◆ **PROBLEM TO WORK ON**
Your answer must match the records word for word and contain no pictures.

*** RAW DATA

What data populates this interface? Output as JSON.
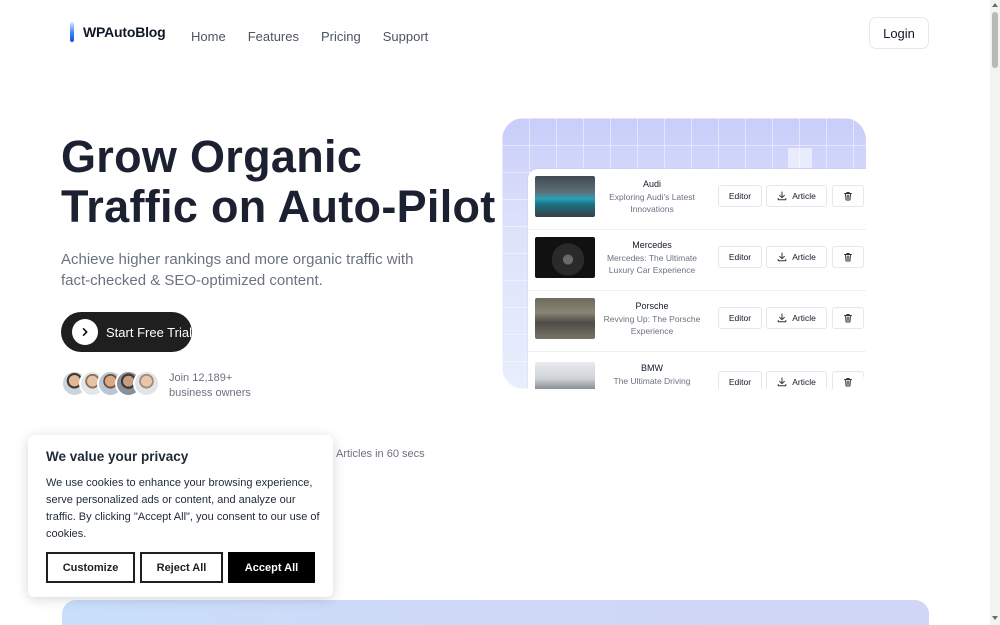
{
  "header": {
    "logo_text": "WPAutoBlog",
    "nav": [
      "Home",
      "Features",
      "Pricing",
      "Support"
    ],
    "login_label": "Login"
  },
  "hero": {
    "title_line1": "Grow Organic",
    "title_line2": "Traffic on Auto-Pilot",
    "subtitle": "Achieve higher rankings and more organic traffic with fact-checked & SEO-optimized content.",
    "cta_label": "Start Free Trial",
    "social_proof_line1": "Join 12,189+",
    "social_proof_line2": "business owners",
    "stat_text": "Articles in 60 secs"
  },
  "preview": {
    "rows": [
      {
        "brand": "Audi",
        "title": "Exploring Audi's Latest Innovations",
        "thumb_color": "#2b8a9e"
      },
      {
        "brand": "Mercedes",
        "title": "Mercedes: The Ultimate Luxury Car Experience",
        "thumb_color": "#3a3a3a"
      },
      {
        "brand": "Porsche",
        "title": "Revving Up: The Porsche Experience",
        "thumb_color": "#6b6558"
      },
      {
        "brand": "BMW",
        "title": "The Ultimate Driving Machine: BMW's Latest",
        "thumb_color": "#c9ccd2"
      }
    ],
    "editor_label": "Editor",
    "article_label": "Article"
  },
  "cookie": {
    "title": "We value your privacy",
    "text": "We use cookies to enhance your browsing experience, serve personalized ads or content, and analyze our traffic. By clicking \"Accept All\", you consent to our use of cookies.",
    "customize_label": "Customize",
    "reject_label": "Reject All",
    "accept_label": "Accept All"
  },
  "icons": {
    "cta": "chevron-right-icon",
    "article": "download-icon",
    "delete": "trash-icon"
  }
}
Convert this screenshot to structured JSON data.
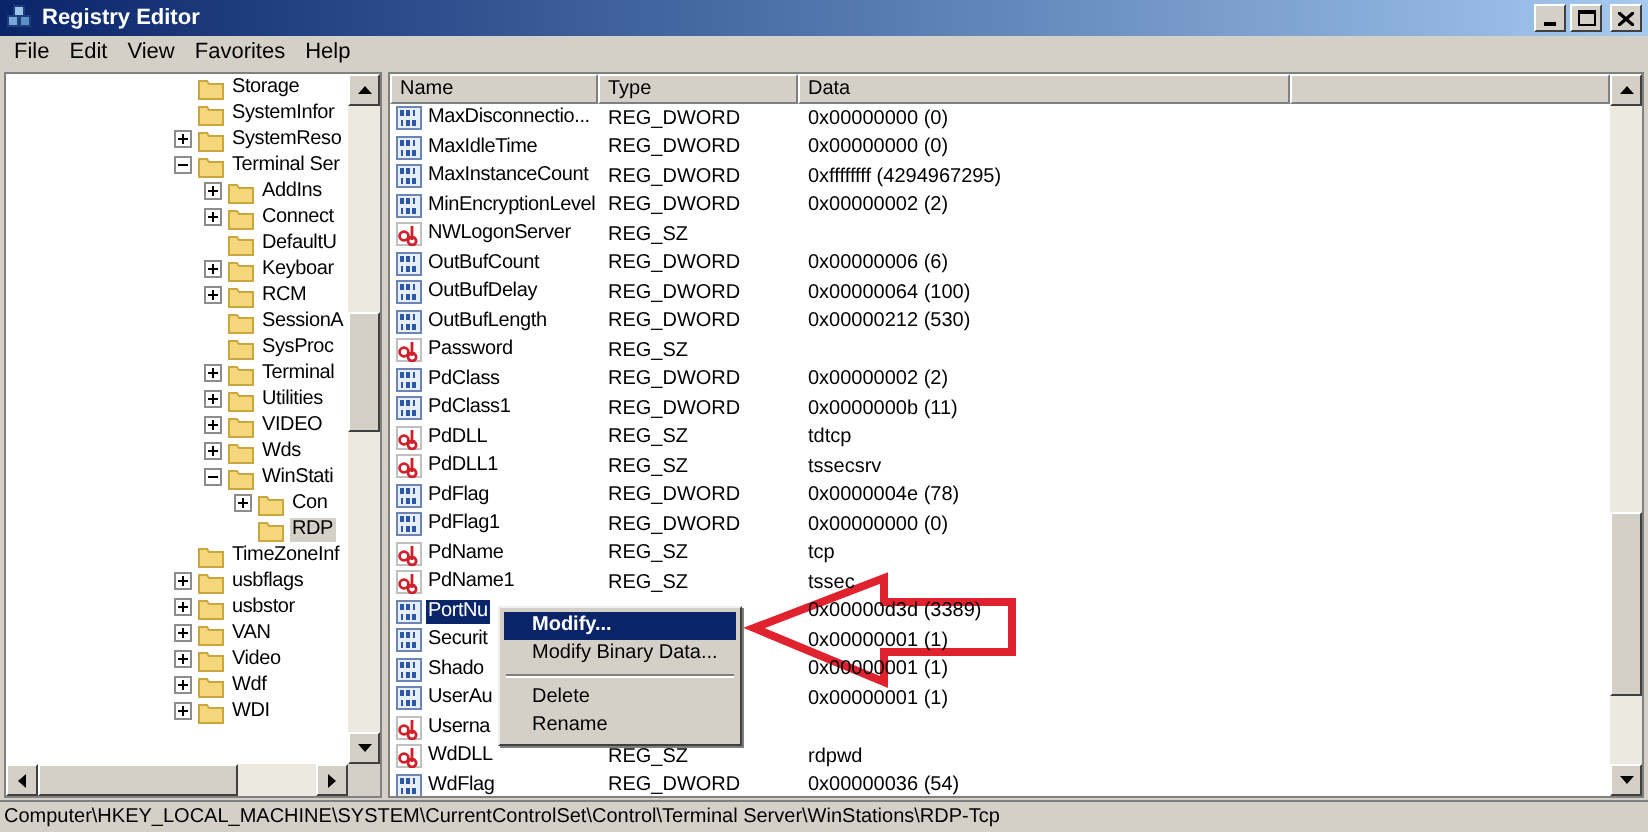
{
  "window": {
    "title": "Registry Editor"
  },
  "menu": [
    "File",
    "Edit",
    "View",
    "Favorites",
    "Help"
  ],
  "tree": [
    {
      "label": "Storage",
      "selected": false
    },
    {
      "label": "SystemInfor",
      "selected": false
    },
    {
      "label": "SystemReso",
      "expanded": false,
      "selected": false
    },
    {
      "label": "Terminal Ser",
      "expanded": true,
      "selected": false,
      "children": [
        {
          "label": "AddIns",
          "expanded": false,
          "selected": false
        },
        {
          "label": "Connect",
          "expanded": false,
          "selected": false
        },
        {
          "label": "DefaultU",
          "selected": false
        },
        {
          "label": "Keyboar",
          "expanded": false,
          "selected": false
        },
        {
          "label": "RCM",
          "expanded": false,
          "selected": false
        },
        {
          "label": "SessionA",
          "selected": false
        },
        {
          "label": "SysProc",
          "selected": false
        },
        {
          "label": "Terminal",
          "expanded": false,
          "selected": false
        },
        {
          "label": "Utilities",
          "expanded": false,
          "selected": false
        },
        {
          "label": "VIDEO",
          "expanded": false,
          "selected": false
        },
        {
          "label": "Wds",
          "expanded": false,
          "selected": false
        },
        {
          "label": "WinStati",
          "expanded": true,
          "selected": false,
          "children": [
            {
              "label": "Con",
              "expanded": false,
              "selected": false
            },
            {
              "label": "RDP",
              "selected": true
            }
          ]
        }
      ]
    },
    {
      "label": "TimeZoneInf",
      "selected": false
    },
    {
      "label": "usbflags",
      "expanded": false,
      "selected": false
    },
    {
      "label": "usbstor",
      "expanded": false,
      "selected": false
    },
    {
      "label": "VAN",
      "expanded": false,
      "selected": false
    },
    {
      "label": "Video",
      "expanded": false,
      "selected": false
    },
    {
      "label": "Wdf",
      "expanded": false,
      "selected": false
    },
    {
      "label": "WDI",
      "expanded": false,
      "selected": false
    }
  ],
  "table": {
    "columns": [
      "Name",
      "Type",
      "Data"
    ],
    "rows": [
      {
        "kind": "binary",
        "name": "MaxDisconnectio...",
        "type": "REG_DWORD",
        "data": "0x00000000 (0)",
        "selected": false
      },
      {
        "kind": "binary",
        "name": "MaxIdleTime",
        "type": "REG_DWORD",
        "data": "0x00000000 (0)",
        "selected": false
      },
      {
        "kind": "binary",
        "name": "MaxInstanceCount",
        "type": "REG_DWORD",
        "data": "0xffffffff (4294967295)",
        "selected": false
      },
      {
        "kind": "binary",
        "name": "MinEncryptionLevel",
        "type": "REG_DWORD",
        "data": "0x00000002 (2)",
        "selected": false
      },
      {
        "kind": "string",
        "name": "NWLogonServer",
        "type": "REG_SZ",
        "selected": false
      },
      {
        "kind": "binary",
        "name": "OutBufCount",
        "type": "REG_DWORD",
        "data": "0x00000006 (6)",
        "selected": false
      },
      {
        "kind": "binary",
        "name": "OutBufDelay",
        "type": "REG_DWORD",
        "data": "0x00000064 (100)",
        "selected": false
      },
      {
        "kind": "binary",
        "name": "OutBufLength",
        "type": "REG_DWORD",
        "data": "0x00000212 (530)",
        "selected": false
      },
      {
        "kind": "string",
        "name": "Password",
        "type": "REG_SZ",
        "selected": false
      },
      {
        "kind": "binary",
        "name": "PdClass",
        "type": "REG_DWORD",
        "data": "0x00000002 (2)",
        "selected": false
      },
      {
        "kind": "binary",
        "name": "PdClass1",
        "type": "REG_DWORD",
        "data": "0x0000000b (11)",
        "selected": false
      },
      {
        "kind": "string",
        "name": "PdDLL",
        "type": "REG_SZ",
        "data": "tdtcp",
        "selected": false
      },
      {
        "kind": "string",
        "name": "PdDLL1",
        "type": "REG_SZ",
        "data": "tssecsrv",
        "selected": false
      },
      {
        "kind": "binary",
        "name": "PdFlag",
        "type": "REG_DWORD",
        "data": "0x0000004e (78)",
        "selected": false
      },
      {
        "kind": "binary",
        "name": "PdFlag1",
        "type": "REG_DWORD",
        "data": "0x00000000 (0)",
        "selected": false
      },
      {
        "kind": "string",
        "name": "PdName",
        "type": "REG_SZ",
        "data": "tcp",
        "selected": false
      },
      {
        "kind": "string",
        "name": "PdName1",
        "type": "REG_SZ",
        "data": "tssec",
        "selected": false
      },
      {
        "kind": "binary",
        "name": "PortNu",
        "data": "0x00000d3d (3389)",
        "selected": true
      },
      {
        "kind": "binary",
        "name": "Securit",
        "data": "0x00000001 (1)",
        "selected": false
      },
      {
        "kind": "binary",
        "name": "Shado",
        "data": "0x00000001 (1)",
        "selected": false
      },
      {
        "kind": "binary",
        "name": "UserAu",
        "data": "0x00000001 (1)",
        "selected": false
      },
      {
        "kind": "string",
        "name": "Userna",
        "selected": false
      },
      {
        "kind": "string",
        "name": "WdDLL",
        "type": "REG_SZ",
        "data": "rdpwd",
        "selected": false
      },
      {
        "kind": "binary",
        "name": "WdFlag",
        "type": "REG_DWORD",
        "data": "0x00000036 (54)",
        "selected": false
      }
    ]
  },
  "context_menu": [
    {
      "kind": "item",
      "label": "Modify...",
      "selected": true
    },
    {
      "kind": "item",
      "label": "Modify Binary Data...",
      "selected": false
    },
    {
      "kind": "separator"
    },
    {
      "kind": "item",
      "label": "Delete",
      "selected": false
    },
    {
      "kind": "item",
      "label": "Rename",
      "selected": false
    }
  ],
  "status_bar": "Computer\\HKEY_LOCAL_MACHINE\\SYSTEM\\CurrentControlSet\\Control\\Terminal Server\\WinStations\\RDP-Tcp"
}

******

◆ **RESPONSE TO THE TASK**
What data populates this interface? Output as JSON.
{
  "header": {
    "logo_text": "WPAutoBlog",
    "nav": [
      "Home",
      "Features",
      "Pricing",
      "Support"
    ],
    "login_label": "Login"
  },
  "hero": {
    "title_line1": "Grow Organic",
    "title_line2": "Traffic on Auto-Pilot",
    "subtitle": "Achieve higher rankings and more organic traffic with fact-checked & SEO-optimized content.",
    "cta_label": "Start Free Trial",
    "social_proof_line1": "Join 12,189+",
    "social_proof_line2": "business owners",
    "stat_text": "Articles in 60 secs"
  },
  "preview": {
    "rows": [
      {
        "brand": "Audi",
        "title": "Exploring Audi's Latest Innovations",
        "thumb_color": "#2b8a9e"
      },
      {
        "brand": "Mercedes",
        "title": "Mercedes: The Ultimate Luxury Car Experience",
        "thumb_color": "#3a3a3a"
      },
      {
        "brand": "Porsche",
        "title": "Revving Up: The Porsche Experience",
        "thumb_color": "#6b6558"
      },
      {
        "brand": "BMW",
        "title": "The Ultimate Driving Machine: BMW's Latest",
        "thumb_color": "#c9ccd2"
      }
    ],
    "editor_label": "Editor",
    "article_label": "Article"
  },
  "cookie": {
    "title": "We value your privacy",
    "text": "We use cookies to enhance your browsing experience, serve personalized ads or content, and analyze our traffic. By clicking \"Accept All\", you consent to our use of cookies.",
    "customize_label": "Customize",
    "reject_label": "Reject All",
    "accept_label": "Accept All"
  },
  "icons": {
    "cta": "chevron-right-icon",
    "article": "download-icon",
    "delete": "trash-icon"
  }
}
Convert this screenshot to structured JSON data.
{
  "window": {
    "title": "Registry Editor"
  },
  "menu": [
    "File",
    "Edit",
    "View",
    "Favorites",
    "Help"
  ],
  "tree": [
    {
      "label": "Storage",
      "selected": false
    },
    {
      "label": "SystemInfor",
      "selected": false
    },
    {
      "label": "SystemReso",
      "expanded": false,
      "selected": false
    },
    {
      "label": "Terminal Ser",
      "expanded": true,
      "selected": false,
      "children": [
        {
          "label": "AddIns",
          "expanded": false,
          "selected": false
        },
        {
          "label": "Connect",
          "expanded": false,
          "selected": false
        },
        {
          "label": "DefaultU",
          "selected": false
        },
        {
          "label": "Keyboar",
          "expanded": false,
          "selected": false
        },
        {
          "label": "RCM",
          "expanded": false,
          "selected": false
        },
        {
          "label": "SessionA",
          "selected": false
        },
        {
          "label": "SysProc",
          "selected": false
        },
        {
          "label": "Terminal",
          "expanded": false,
          "selected": false
        },
        {
          "label": "Utilities",
          "expanded": false,
          "selected": false
        },
        {
          "label": "VIDEO",
          "expanded": false,
          "selected": false
        },
        {
          "label": "Wds",
          "expanded": false,
          "selected": false
        },
        {
          "label": "WinStati",
          "expanded": true,
          "selected": false,
          "children": [
            {
              "label": "Con",
              "expanded": false,
              "selected": false
            },
            {
              "label": "RDP",
              "selected": true
            }
          ]
        }
      ]
    },
    {
      "label": "TimeZoneInf",
      "selected": false
    },
    {
      "label": "usbflags",
      "expanded": false,
      "selected": false
    },
    {
      "label": "usbstor",
      "expanded": false,
      "selected": false
    },
    {
      "label": "VAN",
      "expanded": false,
      "selected": false
    },
    {
      "label": "Video",
      "expanded": false,
      "selected": false
    },
    {
      "label": "Wdf",
      "expanded": false,
      "selected": false
    },
    {
      "label": "WDI",
      "expanded": false,
      "selected": false
    }
  ],
  "table": {
    "columns": [
      "Name",
      "Type",
      "Data"
    ],
    "rows": [
      {
        "kind": "binary",
        "name": "MaxDisconnectio...",
        "type": "REG_DWORD",
        "data": "0x00000000 (0)",
        "selected": false
      },
      {
        "kind": "binary",
        "name": "MaxIdleTime",
        "type": "REG_DWORD",
        "data": "0x00000000 (0)",
        "selected": false
      },
      {
        "kind": "binary",
        "name": "MaxInstanceCount",
        "type": "REG_DWORD",
        "data": "0xffffffff (4294967295)",
        "selected": false
      },
      {
        "kind": "binary",
        "name": "MinEncryptionLevel",
        "type": "REG_DWORD",
        "data": "0x00000002 (2)",
        "selected": false
      },
      {
        "kind": "string",
        "name": "NWLogonServer",
        "type": "REG_SZ",
        "selected": false
      },
      {
        "kind": "binary",
        "name": "OutBufCount",
        "type": "REG_DWORD",
        "data": "0x00000006 (6)",
        "selected": false
      },
      {
        "kind": "binary",
        "name": "OutBufDelay",
        "type": "REG_DWORD",
        "data": "0x00000064 (100)",
        "selected": false
      },
      {
        "kind": "binary",
        "name": "OutBufLength",
        "type": "REG_DWORD",
        "data": "0x00000212 (530)",
        "selected": false
      },
      {
        "kind": "string",
        "name": "Password",
        "type": "REG_SZ",
        "selected": false
      },
      {
        "kind": "binary",
        "name": "PdClass",
        "type": "REG_DWORD",
        "data": "0x00000002 (2)",
        "selected": false
      },
      {
        "kind": "binary",
        "name": "PdClass1",
        "type": "REG_DWORD",
        "data": "0x0000000b (11)",
        "selected": false
      },
      {
        "kind": "string",
        "name": "PdDLL",
        "type": "REG_SZ",
        "data": "tdtcp",
        "selected": false
      },
      {
        "kind": "string",
        "name": "PdDLL1",
        "type": "REG_SZ",
        "data": "tssecsrv",
        "selected": false
      },
      {
        "kind": "binary",
        "name": "PdFlag",
        "type": "REG_DWORD",
        "data": "0x0000004e (78)",
        "selected": false
      },
      {
        "kind": "binary",
        "name": "PdFlag1",
        "type": "REG_DWORD",
        "data": "0x00000000 (0)",
        "selected": false
      },
      {
        "kind": "string",
        "name": "PdName",
        "type": "REG_SZ",
        "data": "tcp",
        "selected": false
      },
      {
        "kind": "string",
        "name": "PdName1",
        "type": "REG_SZ",
        "data": "tssec",
        "selected": false
      },
      {
        "kind": "binary",
        "name": "PortNu",
        "data": "0x00000d3d (3389)",
        "selected": true
      },
      {
        "kind": "binary",
        "name": "Securit",
        "data": "0x00000001 (1)",
        "selected": false
      },
      {
        "kind": "binary",
        "name": "Shado",
        "data": "0x00000001 (1)",
        "selected": false
      },
      {
        "kind": "binary",
        "name": "UserAu",
        "data": "0x00000001 (1)",
        "selected": false
      },
      {
        "kind": "string",
        "name": "Userna",
        "selected": false
      },
      {
        "kind": "string",
        "name": "WdDLL",
        "type": "REG_SZ",
        "data": "rdpwd",
        "selected": false
      },
      {
        "kind": "binary",
        "name": "WdFlag",
        "type": "REG_DWORD",
        "data": "0x00000036 (54)",
        "selected": false
      }
    ]
  },
  "context_menu": [
    {
      "kind": "item",
      "label": "Modify...",
      "selected": true
    },
    {
      "kind": "item",
      "label": "Modify Binary Data...",
      "selected": false
    },
    {
      "kind": "separator"
    },
    {
      "kind": "item",
      "label": "Delete",
      "selected": false
    },
    {
      "kind": "item",
      "label": "Rename",
      "selected": false
    }
  ],
  "status_bar": "Computer\\HKEY_LOCAL_MACHINE\\SYSTEM\\CurrentControlSet\\Control\\Terminal Server\\WinStations\\RDP-Tcp"
}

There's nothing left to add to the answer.